• **Work item**: Every line below is to be quoted exactly, with nothing added or dropped.

===== Input for this task =====

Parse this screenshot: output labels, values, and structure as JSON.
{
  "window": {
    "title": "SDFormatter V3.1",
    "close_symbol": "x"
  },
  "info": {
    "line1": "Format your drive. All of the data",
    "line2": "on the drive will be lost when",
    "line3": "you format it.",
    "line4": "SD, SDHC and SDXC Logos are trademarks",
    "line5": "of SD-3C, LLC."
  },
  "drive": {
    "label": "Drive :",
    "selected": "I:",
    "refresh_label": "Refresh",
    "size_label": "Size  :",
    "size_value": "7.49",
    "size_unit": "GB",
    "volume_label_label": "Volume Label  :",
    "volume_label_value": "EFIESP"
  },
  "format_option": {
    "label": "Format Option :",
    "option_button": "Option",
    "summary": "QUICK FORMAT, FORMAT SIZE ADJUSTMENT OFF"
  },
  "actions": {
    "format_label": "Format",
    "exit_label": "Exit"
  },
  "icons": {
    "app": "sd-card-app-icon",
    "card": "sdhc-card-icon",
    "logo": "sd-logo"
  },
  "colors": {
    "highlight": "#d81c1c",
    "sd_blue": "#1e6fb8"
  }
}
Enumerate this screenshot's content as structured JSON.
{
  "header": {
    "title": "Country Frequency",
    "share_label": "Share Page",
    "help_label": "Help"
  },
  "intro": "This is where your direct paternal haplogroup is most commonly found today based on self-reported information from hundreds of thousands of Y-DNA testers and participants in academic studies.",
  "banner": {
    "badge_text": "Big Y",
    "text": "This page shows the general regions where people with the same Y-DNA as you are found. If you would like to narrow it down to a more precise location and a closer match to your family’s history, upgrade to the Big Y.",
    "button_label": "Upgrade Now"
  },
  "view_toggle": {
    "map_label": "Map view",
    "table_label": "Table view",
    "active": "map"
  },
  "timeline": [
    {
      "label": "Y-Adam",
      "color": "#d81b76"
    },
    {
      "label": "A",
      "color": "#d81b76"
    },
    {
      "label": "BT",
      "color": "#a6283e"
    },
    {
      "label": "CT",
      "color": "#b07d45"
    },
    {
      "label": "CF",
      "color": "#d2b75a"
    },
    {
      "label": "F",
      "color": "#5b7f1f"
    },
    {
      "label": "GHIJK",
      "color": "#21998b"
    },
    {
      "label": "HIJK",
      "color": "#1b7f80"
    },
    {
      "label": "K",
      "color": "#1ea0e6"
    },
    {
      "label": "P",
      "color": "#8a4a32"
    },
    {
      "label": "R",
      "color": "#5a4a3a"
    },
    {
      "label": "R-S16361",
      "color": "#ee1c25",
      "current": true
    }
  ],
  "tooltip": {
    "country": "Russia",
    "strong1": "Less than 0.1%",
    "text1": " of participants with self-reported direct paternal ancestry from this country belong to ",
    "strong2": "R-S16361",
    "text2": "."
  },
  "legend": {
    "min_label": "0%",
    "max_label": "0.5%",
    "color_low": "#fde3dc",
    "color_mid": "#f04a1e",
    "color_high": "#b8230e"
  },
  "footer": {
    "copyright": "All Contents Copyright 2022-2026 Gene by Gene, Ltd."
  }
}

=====

• **Expected answer**:
Parse this screenshot: output labels, values, and structure as JSON.
{
  "window": {
    "title": "SDFormatter V3.1",
    "close_symbol": "x"
  },
  "info": {
    "line1": "Format your drive. All of the data",
    "line2": "on the drive will be lost when",
    "line3": "you format it.",
    "line4": "SD, SDHC and SDXC Logos are trademarks",
    "line5": "of SD-3C, LLC."
  },
  "drive": {
    "label": "Drive :",
    "selected": "I:",
    "refresh_label": "Refresh",
    "size_label": "Size  :",
    "size_value": "7.49",
    "size_unit": "GB",
    "volume_label_label": "Volume Label  :",
    "volume_label_value": "EFIESP"
  },
  "format_option": {
    "label": "Format Option :",
    "option_button": "Option",
    "summary": "QUICK FORMAT, FORMAT SIZE ADJUSTMENT OFF"
  },
  "actions": {
    "format_label": "Format",
    "exit_label": "Exit"
  },
  "icons": {
    "app": "sd-card-app-icon",
    "card": "sdhc-card-icon",
    "logo": "sd-logo"
  },
  "colors": {
    "highlight": "#d81c1c",
    "sd_blue": "#1e6fb8"
  }
}
Enumerate this screenshot's content as structured JSON.
{
  "header": {
    "title": "Country Frequency",
    "share_label": "Share Page",
    "help_label": "Help"
  },
  "intro": "This is where your direct paternal haplogroup is most commonly found today based on self-reported information from hundreds of thousands of Y-DNA testers and participants in academic studies.",
  "banner": {
    "badge_text": "Big Y",
    "text": "This page shows the general regions where people with the same Y-DNA as you are found. If you would like to narrow it down to a more precise location and a closer match to your family’s history, upgrade to the Big Y.",
    "button_label": "Upgrade Now"
  },
  "view_toggle": {
    "map_label": "Map view",
    "table_label": "Table view",
    "active": "map"
  },
  "timeline": [
    {
      "label": "Y-Adam",
      "color": "#d81b76"
    },
    {
      "label": "A",
      "color": "#d81b76"
    },
    {
      "label": "BT",
      "color": "#a6283e"
    },
    {
      "label": "CT",
      "color": "#b07d45"
    },
    {
      "label": "CF",
      "color": "#d2b75a"
    },
    {
      "label": "F",
      "color": "#5b7f1f"
    },
    {
      "label": "GHIJK",
      "color": "#21998b"
    },
    {
      "label": "HIJK",
      "color": "#1b7f80"
    },
    {
      "label": "K",
      "color": "#1ea0e6"
    },
    {
      "label": "P",
      "color": "#8a4a32"
    },
    {
      "label": "R",
      "color": "#5a4a3a"
    },
    {
      "label": "R-S16361",
      "color": "#ee1c25",
      "current": true
    }
  ],
  "tooltip": {
    "country": "Russia",
    "strong1": "Less than 0.1%",
    "text1": " of participants with self-reported direct paternal ancestry from this country belong to ",
    "strong2": "R-S16361",
    "text2": "."
  },
  "legend": {
    "min_label": "0%",
    "max_label": "0.5%",
    "color_low": "#fde3dc",
    "color_mid": "#f04a1e",
    "color_high": "#b8230e"
  },
  "footer": {
    "copyright": "All Contents Copyright 2022-2026 Gene by Gene, Ltd."
  }
}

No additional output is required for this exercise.